The Algonquin were the first settlers about 8,000 years ago. They comprise 9 First Nations who live in communities located in the Outaouais and Abitibi-Témiscamingue regions of Quebec with a population of about 11,000. Traditionally, the Algonquins were practitioners of “Midewiwin” (the right path). They believed they were surrounded by many “manitòk” or spirits in the natural world.
The 22,000 lakes and rivers found in Abitibi-Témiscamingue. Water, the only passageway for more than two hundred years, provided explorers the means to crisscross the region. Abitibi-Témiscamingue is two regions in one bonded by a watershed divide.

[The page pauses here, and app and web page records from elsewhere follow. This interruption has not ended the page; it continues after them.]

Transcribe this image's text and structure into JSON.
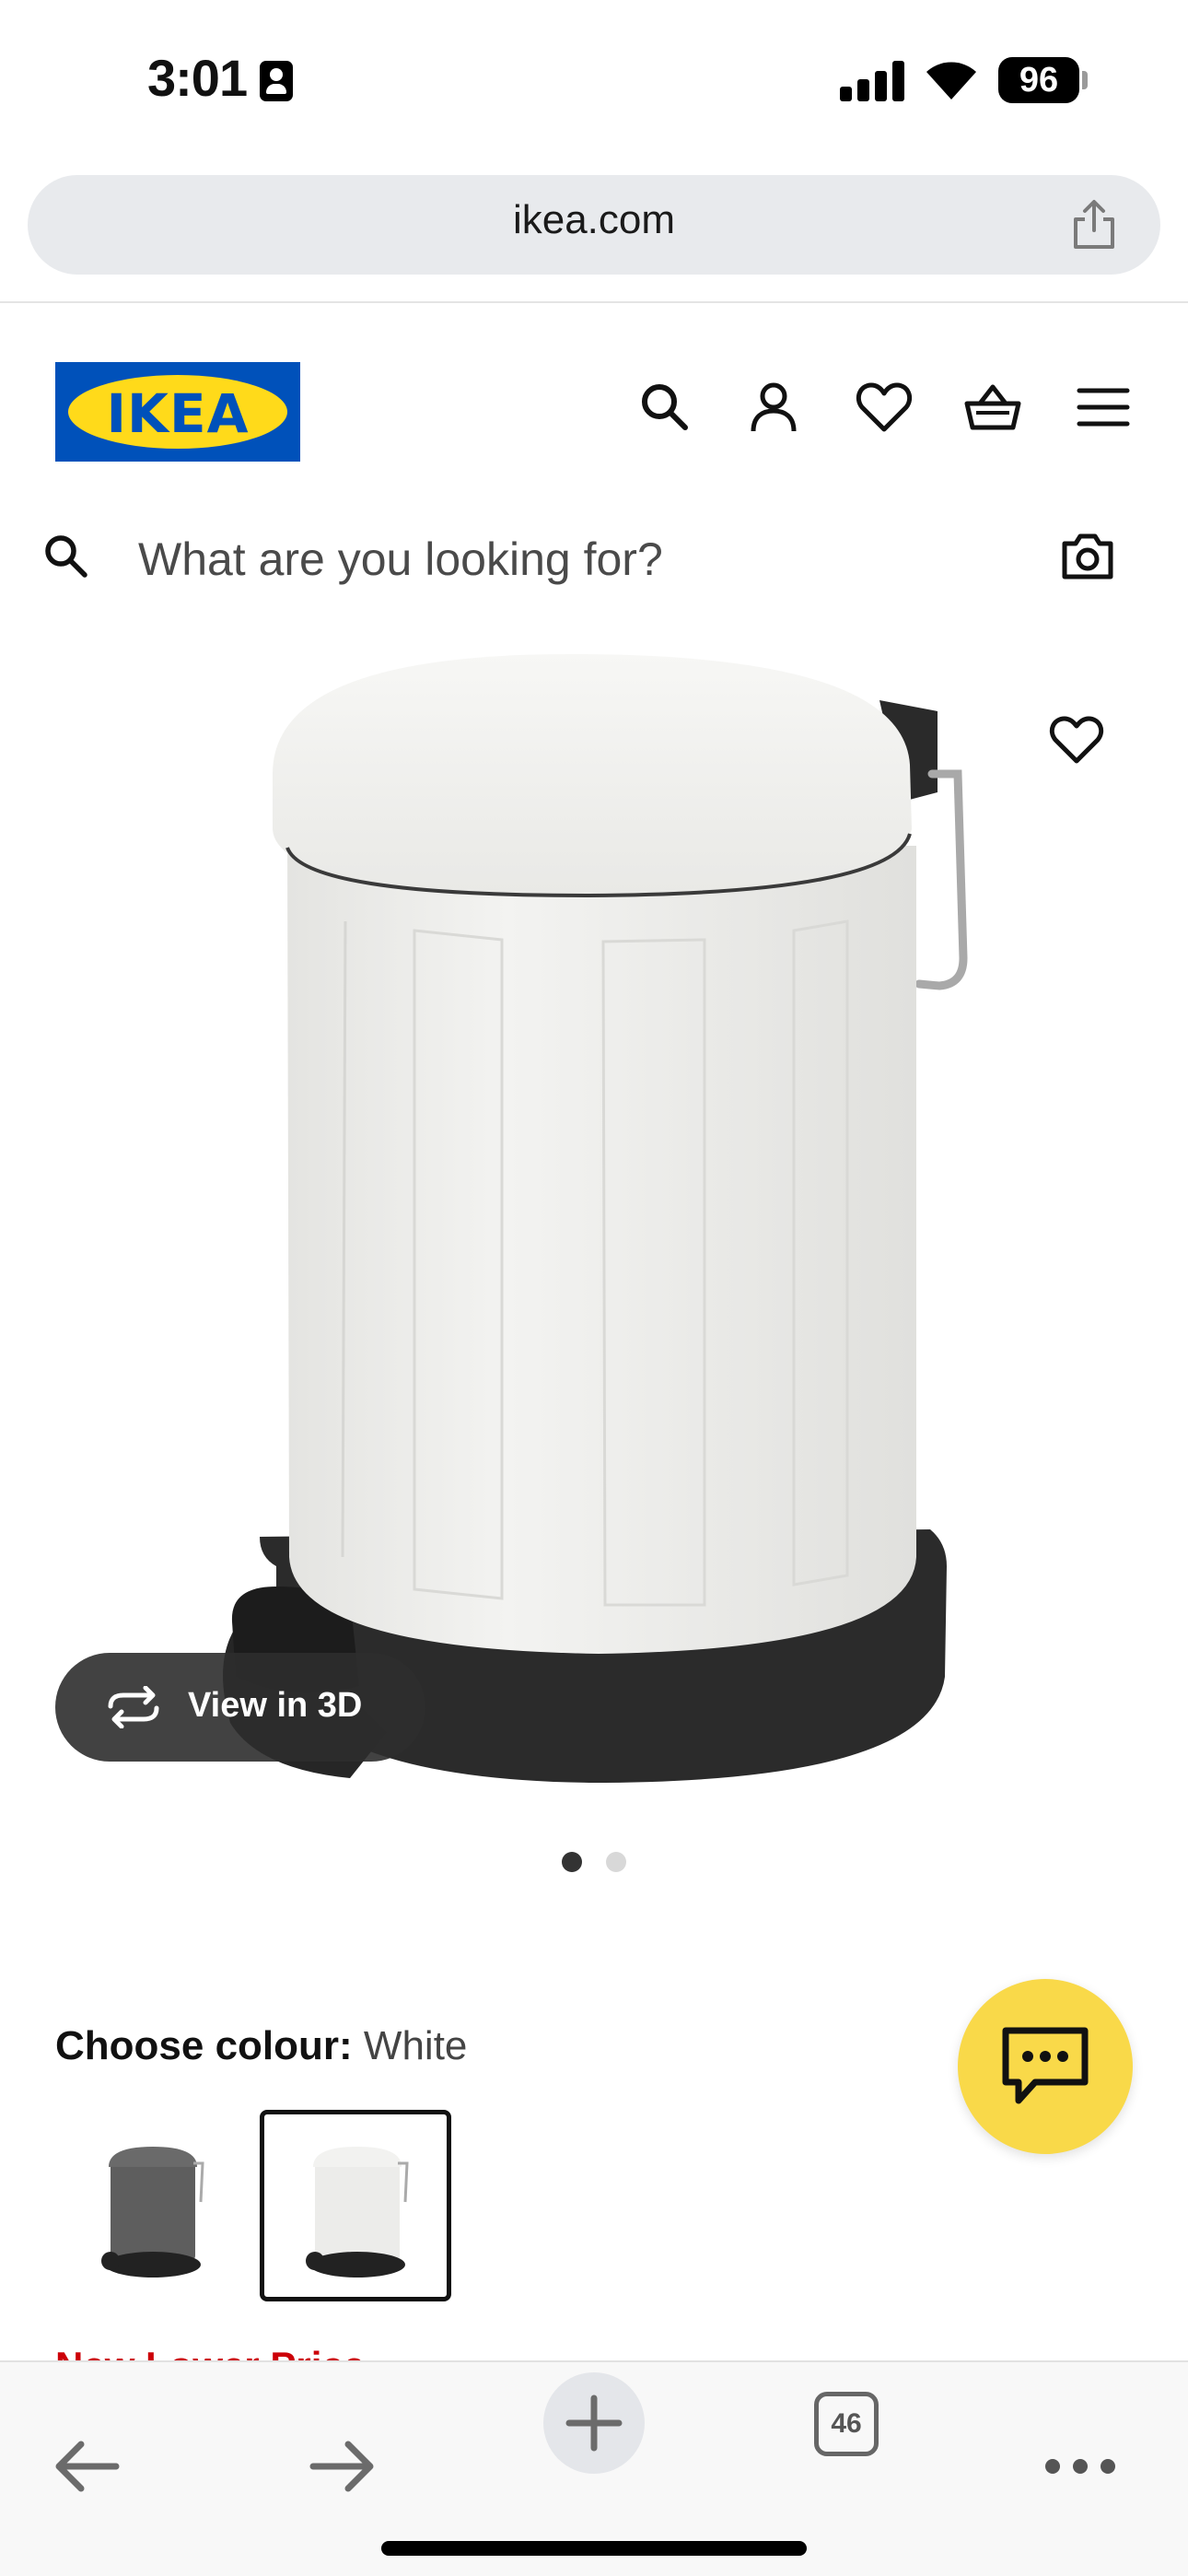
{
  "status_bar": {
    "time": "3:01",
    "battery": "96"
  },
  "browser": {
    "url": "ikea.com",
    "share_icon": "share-icon",
    "tabs_count": "46"
  },
  "site_header": {
    "logo": "IKEA",
    "logo_colors": {
      "blue": "#0051ba",
      "yellow": "#ffda1a"
    },
    "icons": [
      "search-icon",
      "account-icon",
      "heart-icon",
      "basket-icon",
      "menu-icon"
    ]
  },
  "search": {
    "placeholder": "What are you looking for?",
    "camera_icon": "camera-icon"
  },
  "product": {
    "view_3d_label": "View in 3D",
    "gallery_total": 2,
    "gallery_active": 1,
    "colour_label": "Choose colour:",
    "colour_value": "White",
    "swatches": [
      {
        "name": "Dark grey",
        "selected": false,
        "color": "#5b5b5b"
      },
      {
        "name": "White",
        "selected": true,
        "color": "#eeeeea"
      }
    ],
    "peek_text": "New Lower Price"
  },
  "chat": {
    "icon": "chat-icon",
    "color": "#f9d949"
  },
  "toolbar": {
    "items": [
      "back-icon",
      "forward-icon",
      "plus-icon",
      "tabs-icon",
      "more-icon"
    ]
  }
}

On one side, water travels north to James Bay and on the other, it flows south and drains into the St. Lawrence River.
From north to south, the region is a prefered habitat for the wildlife resources, inlcuding the moose, the North American beaver, the Grey wolf, the Canada lynx, the American black bear and lots of trout in the fish-rich waters. The region is great a setting for outdoor activities and sports, like fishing, hiking or canoeing.

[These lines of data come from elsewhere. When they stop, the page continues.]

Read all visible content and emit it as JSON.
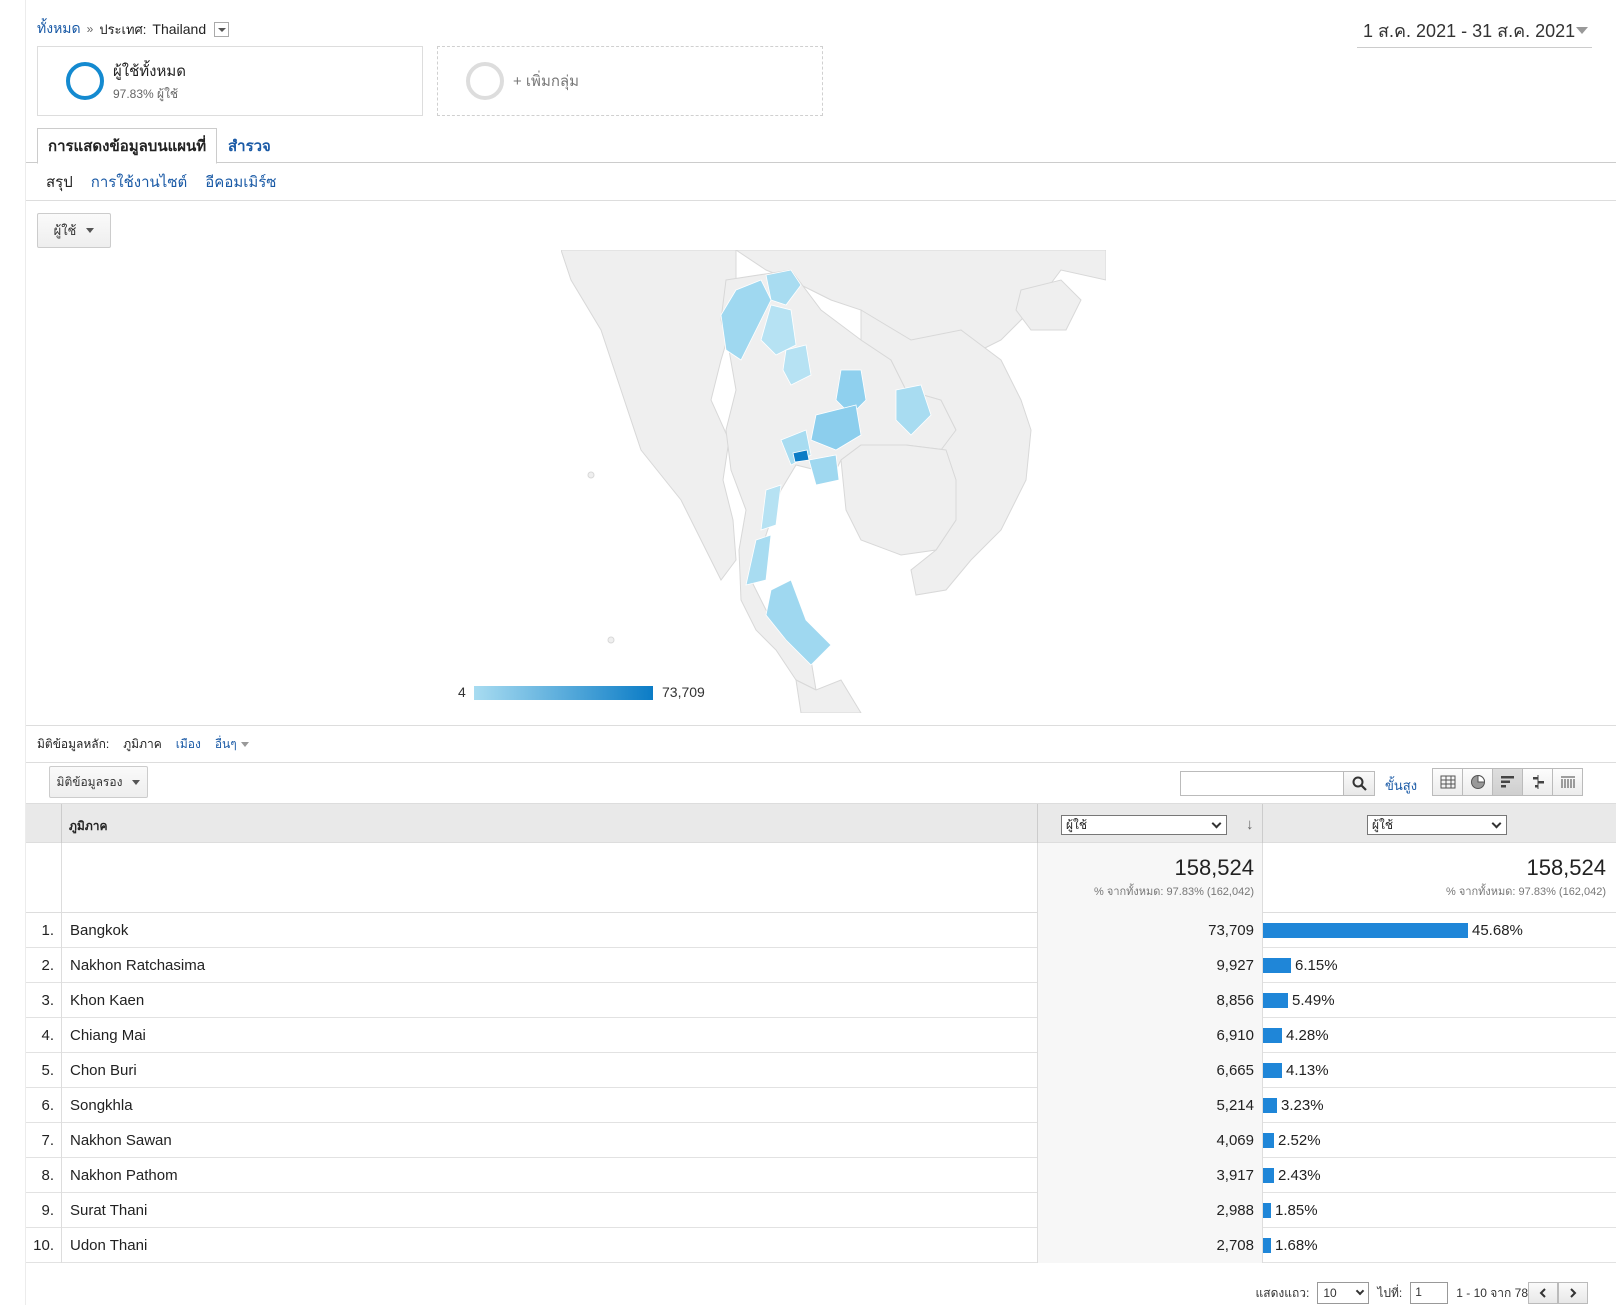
{
  "breadcrumb": {
    "all": "ทั้งหมด",
    "separator": "»",
    "filter_label": "ประเทศ:",
    "filter_value": "Thailand"
  },
  "date_range": "1 ส.ค. 2021 - 31 ส.ค. 2021",
  "segments": {
    "active": {
      "title": "ผู้ใช้ทั้งหมด",
      "subtitle": "97.83% ผู้ใช้"
    },
    "add": {
      "label": "+ เพิ่มกลุ่ม"
    }
  },
  "tabs": {
    "map_overlay": "การแสดงข้อมูลบนแผนที่",
    "explorer": "สำรวจ"
  },
  "subnav": {
    "summary": "สรุป",
    "site_usage": "การใช้งานไซต์",
    "ecommerce": "อีคอมเมิร์ซ"
  },
  "metric_select": "ผู้ใช้",
  "map": {
    "legend_min": "4",
    "legend_max": "73,709",
    "colors": {
      "low": "#a8dcf1",
      "high": "#0b7cc6",
      "base": "#efefef"
    }
  },
  "dimension_bar": {
    "label": "มิติข้อมูลหลัก:",
    "current": "ภูมิภาค",
    "city": "เมือง",
    "other": "อื่นๆ"
  },
  "toolbar": {
    "secondary_dimension": "มิติข้อมูลรอง",
    "advanced": "ขั้นสูง"
  },
  "table": {
    "dimension_header": "ภูมิภาค",
    "metric1_select": "ผู้ใช้",
    "metric2_select": "ผู้ใช้",
    "summary": {
      "total1": "158,524",
      "total1_sub": "% จากทั้งหมด: 97.83% (162,042)",
      "total2": "158,524",
      "total2_sub": "% จากทั้งหมด: 97.83% (162,042)"
    },
    "rows": [
      {
        "num": "1.",
        "region": "Bangkok",
        "users": "73,709",
        "pct": "45.68%",
        "share": 45.68
      },
      {
        "num": "2.",
        "region": "Nakhon Ratchasima",
        "users": "9,927",
        "pct": "6.15%",
        "share": 6.15
      },
      {
        "num": "3.",
        "region": "Khon Kaen",
        "users": "8,856",
        "pct": "5.49%",
        "share": 5.49
      },
      {
        "num": "4.",
        "region": "Chiang Mai",
        "users": "6,910",
        "pct": "4.28%",
        "share": 4.28
      },
      {
        "num": "5.",
        "region": "Chon Buri",
        "users": "6,665",
        "pct": "4.13%",
        "share": 4.13
      },
      {
        "num": "6.",
        "region": "Songkhla",
        "users": "5,214",
        "pct": "3.23%",
        "share": 3.23
      },
      {
        "num": "7.",
        "region": "Nakhon Sawan",
        "users": "4,069",
        "pct": "2.52%",
        "share": 2.52
      },
      {
        "num": "8.",
        "region": "Nakhon Pathom",
        "users": "3,917",
        "pct": "2.43%",
        "share": 2.43
      },
      {
        "num": "9.",
        "region": "Surat Thani",
        "users": "2,988",
        "pct": "1.85%",
        "share": 1.85
      },
      {
        "num": "10.",
        "region": "Udon Thani",
        "users": "2,708",
        "pct": "1.68%",
        "share": 1.68
      }
    ]
  },
  "pager": {
    "rows_label": "แสดงแถว:",
    "rows_value": "10",
    "goto_label": "ไปที่:",
    "goto_value": "1",
    "range": "1 - 10 จาก 78"
  }
}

Abitibi has more than 3,700 kilometers of trails for snowmobiling. It’s a lot of fun to spend some time on the white motorways around the region.